With just these two things RPF can practically be eliminated. There are a few percentage points of risk left though, that leaves the threat of RPF at 1-5% change. This threat can however be eliminated by good development practice. Maintain regular check ins, get into a regular development flow, with daily scrums, and a flow of roadblocks being brought to the groups attention so they may be eliminated. With these simple things remote workers under the threat of RPF can be brought down to a zero change of occurring.
The things I would like to see, especially living here in Portland, is a massive increase in remote workers that work on software development. The cost savings to companies are massive, and the increase in business to the local community is actually rather high. I already know of at least a dozen regulars at several downtown coffee shop locations in Portland. These individuals maintain good productivity and stay in communication with their respective projects. All the while providing a massive savings to their projects and contributing to the local business community.
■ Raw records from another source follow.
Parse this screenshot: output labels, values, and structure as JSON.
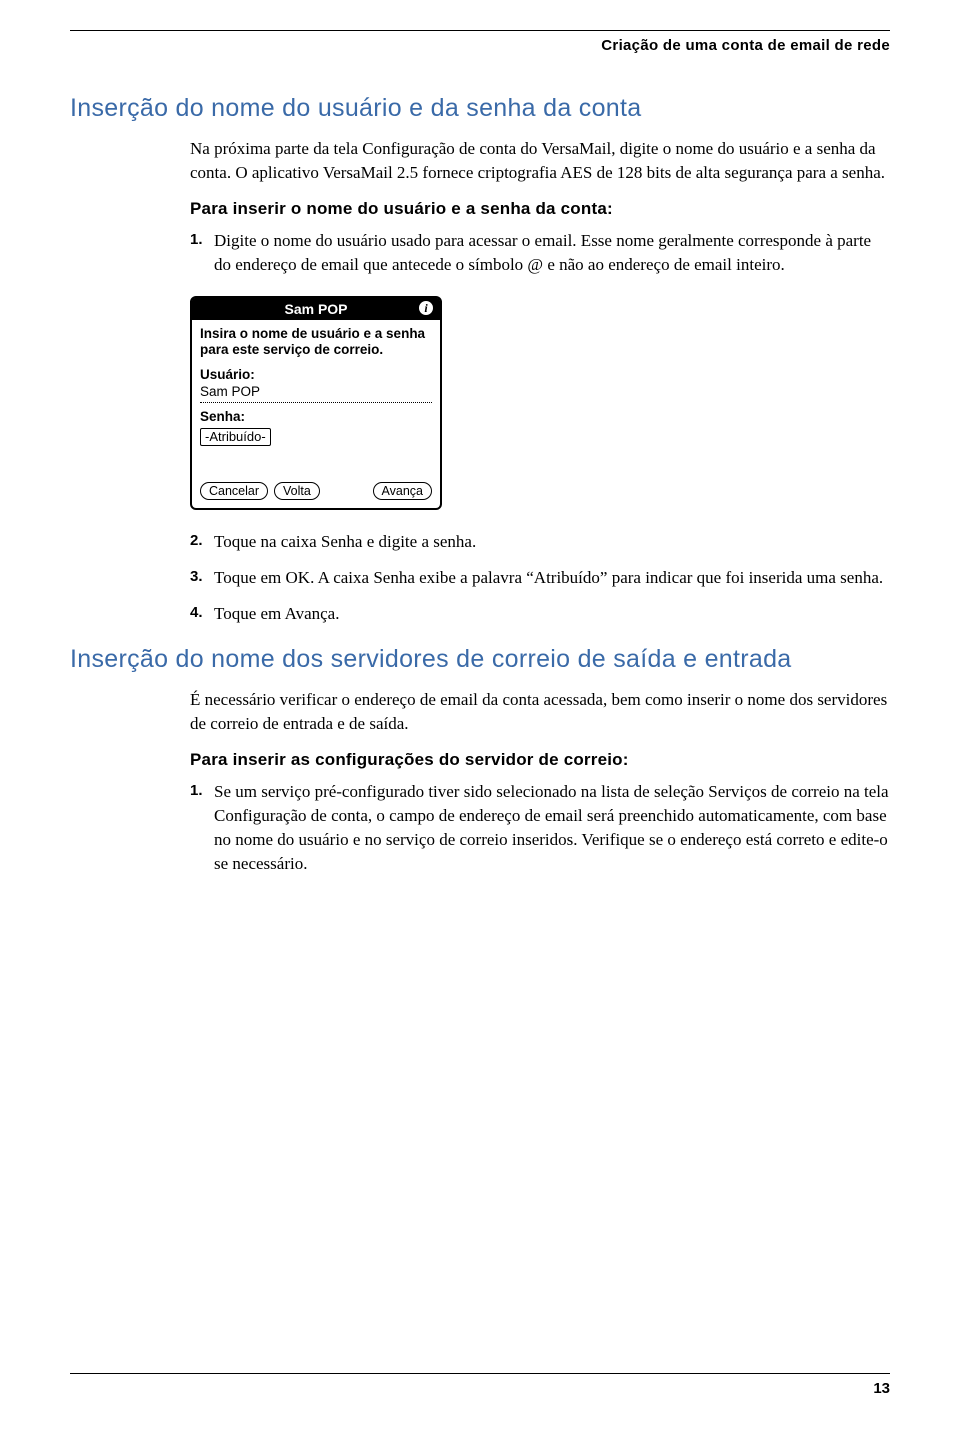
{
  "header": {
    "running_title": "Criação de uma conta de email de rede"
  },
  "section1": {
    "title": "Inserção do nome do usuário e da senha da conta",
    "para1": "Na próxima parte da tela Configuração de conta do VersaMail, digite o nome do usuário e a senha da conta. O aplicativo VersaMail 2.5 fornece criptografia AES de 128 bits de alta segurança para a senha.",
    "subhead": "Para inserir o nome do usuário e a senha da conta:",
    "step1": "Digite o nome do usuário usado para acessar o email. Esse nome geralmente corresponde à parte do endereço de email que antecede o símbolo @ e não ao endereço de email inteiro.",
    "step2": "Toque na caixa Senha e digite a senha.",
    "step3": "Toque em OK. A caixa Senha exibe a palavra “Atribuído” para indicar que foi inserida uma senha.",
    "step4": "Toque em Avança."
  },
  "device": {
    "title": "Sam POP",
    "info": "i",
    "instr": "Insira o nome de usuário e a senha para este serviço de correio.",
    "usuario_label": "Usuário:",
    "usuario_value": "Sam POP",
    "senha_label": "Senha:",
    "senha_value": "-Atribuído-",
    "btn_cancel": "Cancelar",
    "btn_back": "Volta",
    "btn_next": "Avança"
  },
  "section2": {
    "title": "Inserção do nome dos servidores de correio de saída e entrada",
    "para1": "É necessário verificar o endereço de email da conta acessada, bem como inserir o nome dos servidores de correio de entrada e de saída.",
    "subhead": "Para inserir as configurações do servidor de correio:",
    "step1": "Se um serviço pré-configurado tiver sido selecionado na lista de seleção Serviços de correio na tela Configuração de conta, o campo de endereço de email será preenchido automaticamente, com base no nome do usuário e no serviço de correio inseridos. Verifique se o endereço está correto e edite-o se necessário."
  },
  "page_number": "13"
}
The other great benefit of this is cross communication outside of defined development groups among fellow developers. We’re not the anti-social ilk that we’ve been stereotyped as and when we happen upon other developers we communicate, a lot, and learn a vast amount of things from other developers. Inside of a static corporate environment, even utilizing agile, this is limited in comparison. But working remotely provides a massive landscape of interactions, eliminates distractions, and provides incentive for a healthier developer lifestyle. I can’t emphasize enough the benefits of talking to other developers outside of one’s respective development environment. The amount of information that could be cross pollinated (just to analogize) is currently not measurable, but rest assured the effects of attending regular developer group meetings is literally compounded when one works remotely.
That’s all for now, if anyone else has their two cents on the matter I’d love to hear it. I’ve not heard any concrete arguments against remote workers. Usually the argument consists of, “well we have all this office space” and “we want our developers in one place for communication purposes”. Of course as I’ve mentioned I’ve defrayed why those arguments aren’t particularly good arguments. So next time you’re ramping up a development team, keep in mind that a remote environment with remote workers might be the best choice you’ve ever made.
…until later, I’m off to some refactoring and design work.
One Clause: I can work anywhere and really any developer is probably open to that, but if a manager or project lead wants the highest productivity, they need to get remote workers that are driven. Cube farmers I guarantee do not provide maximum productivity. I’d love to see comments on that too, as a discourse is highly sought after so that I can hone my arguments for and against.